That motivates me to work and finish.
Most grading happens at home. Chunking helps me with this.
What is the difference between these two scenarios?
I sit down with a class worth of papers, tell my kids I’ll play with them in a little bit, and start grading.
I sit down with five papers, and tell my kids I’ll play with them in 30 minutes.
In scenario 2, I have boundaries and I’m not overwhelmed. I can grade five papers in 30 minutes. I end that time period accomplished.
Staring out the window? I’ll stop myself. In 30 minutes, I’ve got kids coming at me and they’ll hold me accountable. That chunk of time is grading.
When I had kids, a huge goal of mine was to keep electronics balanced in their lives. I could get my work done faster with them in front of the tv, but I never wanted that.
To meet that goal, I needed to change my thinking. I want my kids to see me work - they should see the devotion educators have. Plus, creating and designing takes time, numerous rough drafts, and determination. Those are life lessons for them.
To meet those goals, I go where they do. I write; my two-year-old “reads” books. I grade papers; my son does a math book. I create lesson plans; my daughter builds blocks. Is it perfect? No - I’m often taking pretend sips of tea as I add commas to a paper, but I am working.
My kids also know that I’ll be with them - they get a chunk of time - we’ll do this puzzle, we’ll read a few chapters at 10:30. I won’t have a phone, notebook, or laptop in hand; it will be their time.
Since chunking my time, I accomplish more. It returns to the motivation factor, a circular pattern. I accomplish a chunk, feel motivated, and have completed work.

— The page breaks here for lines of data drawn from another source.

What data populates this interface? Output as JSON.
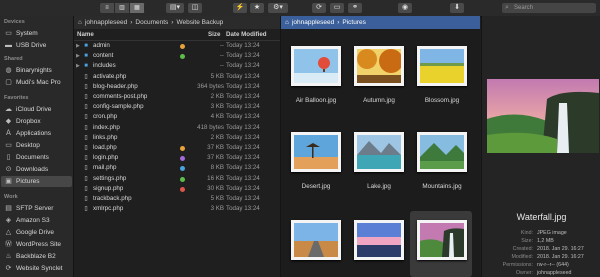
{
  "toolbar": {
    "search_placeholder": "Search",
    "view_buttons": [
      "list-view-icon",
      "columns-view-icon",
      "grid-view-icon"
    ],
    "tool_icons": [
      "lightning-icon",
      "star-icon",
      "gear-icon",
      "sync-icon",
      "terminal-icon",
      "link-icon",
      "eye-icon",
      "download-icon"
    ]
  },
  "sidebar": {
    "sections": [
      {
        "title": "Devices",
        "items": [
          {
            "label": "System",
            "icon": "disk-icon"
          },
          {
            "label": "USB Drive",
            "icon": "usb-icon"
          }
        ]
      },
      {
        "title": "Shared",
        "items": [
          {
            "label": "Binarynights",
            "icon": "network-icon"
          },
          {
            "label": "Mudi's Mac Pro",
            "icon": "computer-icon"
          }
        ]
      },
      {
        "title": "Favorites",
        "items": [
          {
            "label": "iCloud Drive",
            "icon": "cloud-icon"
          },
          {
            "label": "Dropbox",
            "icon": "dropbox-icon"
          },
          {
            "label": "Applications",
            "icon": "applications-icon"
          },
          {
            "label": "Desktop",
            "icon": "desktop-icon"
          },
          {
            "label": "Documents",
            "icon": "documents-icon"
          },
          {
            "label": "Downloads",
            "icon": "downloads-icon"
          },
          {
            "label": "Pictures",
            "icon": "pictures-icon",
            "selected": true
          }
        ]
      },
      {
        "title": "Work",
        "items": [
          {
            "label": "SFTP Server",
            "icon": "server-icon"
          },
          {
            "label": "Amazon S3",
            "icon": "s3-icon"
          },
          {
            "label": "Google Drive",
            "icon": "google-drive-icon"
          },
          {
            "label": "WordPress Site",
            "icon": "wordpress-icon"
          },
          {
            "label": "Backblaze B2",
            "icon": "backblaze-icon"
          },
          {
            "label": "Website Synclet",
            "icon": "sync-icon"
          }
        ]
      }
    ]
  },
  "left_pane": {
    "breadcrumb": [
      "johnappleseed",
      "Documents",
      "Website Backup"
    ],
    "columns": {
      "name": "Name",
      "size": "Size",
      "date": "Date Modified"
    },
    "rows": [
      {
        "name": "admin",
        "type": "folder",
        "size": "--",
        "date": "Today 13:24",
        "tag": "#e8a23a"
      },
      {
        "name": "content",
        "type": "folder",
        "size": "--",
        "date": "Today 13:24",
        "tag": "#5cbf4a"
      },
      {
        "name": "includes",
        "type": "folder",
        "size": "--",
        "date": "Today 13:24",
        "tag": ""
      },
      {
        "name": "activate.php",
        "type": "file",
        "size": "5 KB",
        "date": "Today 13:24",
        "tag": ""
      },
      {
        "name": "blog-header.php",
        "type": "file",
        "size": "364 bytes",
        "date": "Today 13:24",
        "tag": ""
      },
      {
        "name": "comments-post.php",
        "type": "file",
        "size": "2 KB",
        "date": "Today 13:24",
        "tag": ""
      },
      {
        "name": "config-sample.php",
        "type": "file",
        "size": "3 KB",
        "date": "Today 13:24",
        "tag": ""
      },
      {
        "name": "cron.php",
        "type": "file",
        "size": "4 KB",
        "date": "Today 13:24",
        "tag": ""
      },
      {
        "name": "index.php",
        "type": "file",
        "size": "418 bytes",
        "date": "Today 13:24",
        "tag": ""
      },
      {
        "name": "links.php",
        "type": "file",
        "size": "2 KB",
        "date": "Today 13:24",
        "tag": ""
      },
      {
        "name": "load.php",
        "type": "file",
        "size": "37 KB",
        "date": "Today 13:24",
        "tag": "#e8a23a"
      },
      {
        "name": "login.php",
        "type": "file",
        "size": "37 KB",
        "date": "Today 13:24",
        "tag": "#a36ad8"
      },
      {
        "name": "mail.php",
        "type": "file",
        "size": "8 KB",
        "date": "Today 13:24",
        "tag": "#4aa3df"
      },
      {
        "name": "settings.php",
        "type": "file",
        "size": "16 KB",
        "date": "Today 13:24",
        "tag": "#5cbf4a"
      },
      {
        "name": "signup.php",
        "type": "file",
        "size": "30 KB",
        "date": "Today 13:24",
        "tag": "#e0554a"
      },
      {
        "name": "trackback.php",
        "type": "file",
        "size": "5 KB",
        "date": "Today 13:24",
        "tag": ""
      },
      {
        "name": "xmlrpc.php",
        "type": "file",
        "size": "3 KB",
        "date": "Today 13:24",
        "tag": ""
      }
    ]
  },
  "right_pane": {
    "breadcrumb": [
      "johnappleseed",
      "Pictures"
    ],
    "images": [
      {
        "name": "Air Balloon.jpg",
        "scene": "balloon"
      },
      {
        "name": "Autumn.jpg",
        "scene": "autumn"
      },
      {
        "name": "Blossom.jpg",
        "scene": "blossom"
      },
      {
        "name": "Desert.jpg",
        "scene": "desert"
      },
      {
        "name": "Lake.jpg",
        "scene": "lake"
      },
      {
        "name": "Mountains.jpg",
        "scene": "mountains"
      },
      {
        "name": "",
        "scene": "road"
      },
      {
        "name": "",
        "scene": "sunset"
      },
      {
        "name": "",
        "scene": "waterfall",
        "selected": true
      }
    ]
  },
  "preview": {
    "title": "Waterfall.jpg",
    "meta": [
      {
        "key": "Kind:",
        "value": "JPEG image"
      },
      {
        "key": "Size:",
        "value": "1,2 MB"
      },
      {
        "key": "Created:",
        "value": "2018. Jan 29. 16:27"
      },
      {
        "key": "Modified:",
        "value": "2018. Jan 29. 16:27"
      },
      {
        "key": "Permissions:",
        "value": "rw-r--r-- (644)"
      },
      {
        "key": "Owner:",
        "value": "johnappleseed"
      }
    ]
  }
}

That motivation - that feeling of accomplishment (endorphin surge? pride?) propels me into the next chunk of time. These blocks of time can be moved in my life and since they are short, I stay motivated from completing chunks, and I accomplish more - goals of most educators.